Material for this task:
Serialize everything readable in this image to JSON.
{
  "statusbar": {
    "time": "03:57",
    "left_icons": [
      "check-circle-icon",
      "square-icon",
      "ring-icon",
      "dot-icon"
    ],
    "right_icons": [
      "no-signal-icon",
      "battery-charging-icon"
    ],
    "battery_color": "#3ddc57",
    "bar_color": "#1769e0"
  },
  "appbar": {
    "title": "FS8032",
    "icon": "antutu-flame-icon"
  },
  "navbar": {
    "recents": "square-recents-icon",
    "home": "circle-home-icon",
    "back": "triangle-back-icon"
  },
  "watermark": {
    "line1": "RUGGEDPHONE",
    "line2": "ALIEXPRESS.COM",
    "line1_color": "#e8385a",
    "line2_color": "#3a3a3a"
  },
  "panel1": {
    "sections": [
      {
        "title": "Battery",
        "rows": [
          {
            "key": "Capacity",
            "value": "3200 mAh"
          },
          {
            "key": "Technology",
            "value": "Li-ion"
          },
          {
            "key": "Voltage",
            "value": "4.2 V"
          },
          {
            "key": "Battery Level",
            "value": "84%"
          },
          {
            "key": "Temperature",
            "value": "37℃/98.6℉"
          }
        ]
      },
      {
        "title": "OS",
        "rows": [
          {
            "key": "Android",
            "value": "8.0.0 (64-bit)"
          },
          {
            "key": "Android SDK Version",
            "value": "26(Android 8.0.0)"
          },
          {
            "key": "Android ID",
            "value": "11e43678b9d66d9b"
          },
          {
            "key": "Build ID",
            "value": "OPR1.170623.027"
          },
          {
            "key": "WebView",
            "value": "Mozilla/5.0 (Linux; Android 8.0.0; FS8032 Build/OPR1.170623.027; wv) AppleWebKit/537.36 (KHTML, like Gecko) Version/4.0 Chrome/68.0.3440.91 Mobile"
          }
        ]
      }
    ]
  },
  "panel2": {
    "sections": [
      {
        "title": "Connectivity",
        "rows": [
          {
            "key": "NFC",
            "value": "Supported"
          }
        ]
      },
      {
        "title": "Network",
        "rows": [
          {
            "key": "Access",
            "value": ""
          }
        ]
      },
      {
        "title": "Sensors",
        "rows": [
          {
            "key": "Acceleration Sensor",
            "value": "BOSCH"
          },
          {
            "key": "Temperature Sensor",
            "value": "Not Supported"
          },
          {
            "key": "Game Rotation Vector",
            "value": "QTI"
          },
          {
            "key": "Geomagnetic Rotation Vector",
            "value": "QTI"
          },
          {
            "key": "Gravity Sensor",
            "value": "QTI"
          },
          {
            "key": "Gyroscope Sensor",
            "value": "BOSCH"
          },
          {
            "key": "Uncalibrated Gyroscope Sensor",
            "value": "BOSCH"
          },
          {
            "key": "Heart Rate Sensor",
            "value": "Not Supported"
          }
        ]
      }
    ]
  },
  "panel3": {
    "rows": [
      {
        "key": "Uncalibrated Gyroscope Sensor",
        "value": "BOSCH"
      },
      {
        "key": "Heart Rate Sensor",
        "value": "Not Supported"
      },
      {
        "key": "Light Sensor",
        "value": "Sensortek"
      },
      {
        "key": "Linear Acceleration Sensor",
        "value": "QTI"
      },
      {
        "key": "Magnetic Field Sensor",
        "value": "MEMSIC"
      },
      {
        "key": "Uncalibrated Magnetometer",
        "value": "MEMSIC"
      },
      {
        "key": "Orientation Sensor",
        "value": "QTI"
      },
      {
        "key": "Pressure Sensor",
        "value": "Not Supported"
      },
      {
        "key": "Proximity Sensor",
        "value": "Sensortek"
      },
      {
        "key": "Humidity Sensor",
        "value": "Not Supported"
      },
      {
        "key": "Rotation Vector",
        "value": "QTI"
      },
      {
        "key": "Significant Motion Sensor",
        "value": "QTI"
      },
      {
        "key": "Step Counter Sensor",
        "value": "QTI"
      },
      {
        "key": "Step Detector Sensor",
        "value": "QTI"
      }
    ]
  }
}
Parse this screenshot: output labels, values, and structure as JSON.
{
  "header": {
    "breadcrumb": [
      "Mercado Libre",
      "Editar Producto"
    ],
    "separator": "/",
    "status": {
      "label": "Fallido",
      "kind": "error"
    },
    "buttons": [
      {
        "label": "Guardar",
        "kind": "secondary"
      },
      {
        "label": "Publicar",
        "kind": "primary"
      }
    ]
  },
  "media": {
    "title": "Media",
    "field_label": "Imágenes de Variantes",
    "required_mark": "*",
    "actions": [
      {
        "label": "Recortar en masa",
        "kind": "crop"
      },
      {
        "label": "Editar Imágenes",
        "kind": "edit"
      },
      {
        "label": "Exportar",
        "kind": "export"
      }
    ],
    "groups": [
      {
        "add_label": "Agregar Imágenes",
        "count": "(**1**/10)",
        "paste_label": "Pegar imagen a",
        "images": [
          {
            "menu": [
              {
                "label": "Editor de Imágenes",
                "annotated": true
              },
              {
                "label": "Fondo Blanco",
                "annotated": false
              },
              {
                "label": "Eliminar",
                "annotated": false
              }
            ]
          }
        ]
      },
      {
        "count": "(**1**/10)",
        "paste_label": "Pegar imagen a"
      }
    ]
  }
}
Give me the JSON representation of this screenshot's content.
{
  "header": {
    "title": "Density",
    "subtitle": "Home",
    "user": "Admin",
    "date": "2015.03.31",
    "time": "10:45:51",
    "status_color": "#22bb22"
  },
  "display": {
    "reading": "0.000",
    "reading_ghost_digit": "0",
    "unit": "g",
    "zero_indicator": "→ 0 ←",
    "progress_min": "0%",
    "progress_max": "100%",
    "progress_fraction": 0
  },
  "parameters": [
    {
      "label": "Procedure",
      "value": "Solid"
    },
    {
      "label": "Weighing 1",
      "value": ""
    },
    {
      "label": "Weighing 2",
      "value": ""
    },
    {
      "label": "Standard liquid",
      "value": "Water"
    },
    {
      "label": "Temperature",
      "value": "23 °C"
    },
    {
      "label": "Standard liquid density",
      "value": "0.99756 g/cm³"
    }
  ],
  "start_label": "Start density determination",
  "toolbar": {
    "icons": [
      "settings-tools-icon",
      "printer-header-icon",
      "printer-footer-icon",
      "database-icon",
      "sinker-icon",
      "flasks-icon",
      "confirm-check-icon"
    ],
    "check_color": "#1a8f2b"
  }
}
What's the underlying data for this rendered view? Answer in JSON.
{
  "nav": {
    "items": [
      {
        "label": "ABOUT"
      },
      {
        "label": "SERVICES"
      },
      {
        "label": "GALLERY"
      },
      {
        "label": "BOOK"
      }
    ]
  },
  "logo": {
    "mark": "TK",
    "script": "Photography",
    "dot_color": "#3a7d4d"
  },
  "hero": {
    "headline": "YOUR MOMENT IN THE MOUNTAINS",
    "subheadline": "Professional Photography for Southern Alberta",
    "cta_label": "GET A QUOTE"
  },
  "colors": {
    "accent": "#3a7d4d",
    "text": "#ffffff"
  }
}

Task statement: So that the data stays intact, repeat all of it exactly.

Answer to this exercise:
Serialize everything readable in this image to JSON.
{
  "statusbar": {
    "time": "03:57",
    "left_icons": [
      "check-circle-icon",
      "square-icon",
      "ring-icon",
      "dot-icon"
    ],
    "right_icons": [
      "no-signal-icon",
      "battery-charging-icon"
    ],
    "battery_color": "#3ddc57",
    "bar_color": "#1769e0"
  },
  "appbar": {
    "title": "FS8032",
    "icon": "antutu-flame-icon"
  },
  "navbar": {
    "recents": "square-recents-icon",
    "home": "circle-home-icon",
    "back": "triangle-back-icon"
  },
  "watermark": {
    "line1": "RUGGEDPHONE",
    "line2": "ALIEXPRESS.COM",
    "line1_color": "#e8385a",
    "line2_color": "#3a3a3a"
  },
  "panel1": {
    "sections": [
      {
        "title": "Battery",
        "rows": [
          {
            "key": "Capacity",
            "value": "3200 mAh"
          },
          {
            "key": "Technology",
            "value": "Li-ion"
          },
          {
            "key": "Voltage",
            "value": "4.2 V"
          },
          {
            "key": "Battery Level",
            "value": "84%"
          },
          {
            "key": "Temperature",
            "value": "37℃/98.6℉"
          }
        ]
      },
      {
        "title": "OS",
        "rows": [
          {
            "key": "Android",
            "value": "8.0.0 (64-bit)"
          },
          {
            "key": "Android SDK Version",
            "value": "26(Android 8.0.0)"
          },
          {
            "key": "Android ID",
            "value": "11e43678b9d66d9b"
          },
          {
            "key": "Build ID",
            "value": "OPR1.170623.027"
          },
          {
            "key": "WebView",
            "value": "Mozilla/5.0 (Linux; Android 8.0.0; FS8032 Build/OPR1.170623.027; wv) AppleWebKit/537.36 (KHTML, like Gecko) Version/4.0 Chrome/68.0.3440.91 Mobile"
          }
        ]
      }
    ]
  },
  "panel2": {
    "sections": [
      {
        "title": "Connectivity",
        "rows": [
          {
            "key": "NFC",
            "value": "Supported"
          }
        ]
      },
      {
        "title": "Network",
        "rows": [
          {
            "key": "Access",
            "value": ""
          }
        ]
      },
      {
        "title": "Sensors",
        "rows": [
          {
            "key": "Acceleration Sensor",
            "value": "BOSCH"
          },
          {
            "key": "Temperature Sensor",
            "value": "Not Supported"
          },
          {
            "key": "Game Rotation Vector",
            "value": "QTI"
          },
          {
            "key": "Geomagnetic Rotation Vector",
            "value": "QTI"
          },
          {
            "key": "Gravity Sensor",
            "value": "QTI"
          },
          {
            "key": "Gyroscope Sensor",
            "value": "BOSCH"
          },
          {
            "key": "Uncalibrated Gyroscope Sensor",
            "value": "BOSCH"
          },
          {
            "key": "Heart Rate Sensor",
            "value": "Not Supported"
          }
        ]
      }
    ]
  },
  "panel3": {
    "rows": [
      {
        "key": "Uncalibrated Gyroscope Sensor",
        "value": "BOSCH"
      },
      {
        "key": "Heart Rate Sensor",
        "value": "Not Supported"
      },
      {
        "key": "Light Sensor",
        "value": "Sensortek"
      },
      {
        "key": "Linear Acceleration Sensor",
        "value": "QTI"
      },
      {
        "key": "Magnetic Field Sensor",
        "value": "MEMSIC"
      },
      {
        "key": "Uncalibrated Magnetometer",
        "value": "MEMSIC"
      },
      {
        "key": "Orientation Sensor",
        "value": "QTI"
      },
      {
        "key": "Pressure Sensor",
        "value": "Not Supported"
      },
      {
        "key": "Proximity Sensor",
        "value": "Sensortek"
      },
      {
        "key": "Humidity Sensor",
        "value": "Not Supported"
      },
      {
        "key": "Rotation Vector",
        "value": "QTI"
      },
      {
        "key": "Significant Motion Sensor",
        "value": "QTI"
      },
      {
        "key": "Step Counter Sensor",
        "value": "QTI"
      },
      {
        "key": "Step Detector Sensor",
        "value": "QTI"
      }
    ]
  }
}
Parse this screenshot: output labels, values, and structure as JSON.
{
  "header": {
    "breadcrumb": [
      "Mercado Libre",
      "Editar Producto"
    ],
    "separator": "/",
    "status": {
      "label": "Fallido",
      "kind": "error"
    },
    "buttons": [
      {
        "label": "Guardar",
        "kind": "secondary"
      },
      {
        "label": "Publicar",
        "kind": "primary"
      }
    ]
  },
  "media": {
    "title": "Media",
    "field_label": "Imágenes de Variantes",
    "required_mark": "*",
    "actions": [
      {
        "label": "Recortar en masa",
        "kind": "crop"
      },
      {
        "label": "Editar Imágenes",
        "kind": "edit"
      },
      {
        "label": "Exportar",
        "kind": "export"
      }
    ],
    "groups": [
      {
        "add_label": "Agregar Imágenes",
        "count": "(**1**/10)",
        "paste_label": "Pegar imagen a",
        "images": [
          {
            "menu": [
              {
                "label": "Editor de Imágenes",
                "annotated": true
              },
              {
                "label": "Fondo Blanco",
                "annotated": false
              },
              {
                "label": "Eliminar",
                "annotated": false
              }
            ]
          }
        ]
      },
      {
        "count": "(**1**/10)",
        "paste_label": "Pegar imagen a"
      }
    ]
  }
}
Give me the JSON representation of this screenshot's content.
{
  "header": {
    "title": "Density",
    "subtitle": "Home",
    "user": "Admin",
    "date": "2015.03.31",
    "time": "10:45:51",
    "status_color": "#22bb22"
  },
  "display": {
    "reading": "0.000",
    "reading_ghost_digit": "0",
    "unit": "g",
    "zero_indicator": "→ 0 ←",
    "progress_min": "0%",
    "progress_max": "100%",
    "progress_fraction": 0
  },
  "parameters": [
    {
      "label": "Procedure",
      "value": "Solid"
    },
    {
      "label": "Weighing 1",
      "value": ""
    },
    {
      "label": "Weighing 2",
      "value": ""
    },
    {
      "label": "Standard liquid",
      "value": "Water"
    },
    {
      "label": "Temperature",
      "value": "23 °C"
    },
    {
      "label": "Standard liquid density",
      "value": "0.99756 g/cm³"
    }
  ],
  "start_label": "Start density determination",
  "toolbar": {
    "icons": [
      "settings-tools-icon",
      "printer-header-icon",
      "printer-footer-icon",
      "database-icon",
      "sinker-icon",
      "flasks-icon",
      "confirm-check-icon"
    ],
    "check_color": "#1a8f2b"
  }
}
What's the underlying data for this rendered view? Answer in JSON.
{
  "nav": {
    "items": [
      {
        "label": "ABOUT"
      },
      {
        "label": "SERVICES"
      },
      {
        "label": "GALLERY"
      },
      {
        "label": "BOOK"
      }
    ]
  },
  "logo": {
    "mark": "TK",
    "script": "Photography",
    "dot_color": "#3a7d4d"
  },
  "hero": {
    "headline": "YOUR MOMENT IN THE MOUNTAINS",
    "subheadline": "Professional Photography for Southern Alberta",
    "cta_label": "GET A QUOTE"
  },
  "colors": {
    "accent": "#3a7d4d",
    "text": "#ffffff"
  }
}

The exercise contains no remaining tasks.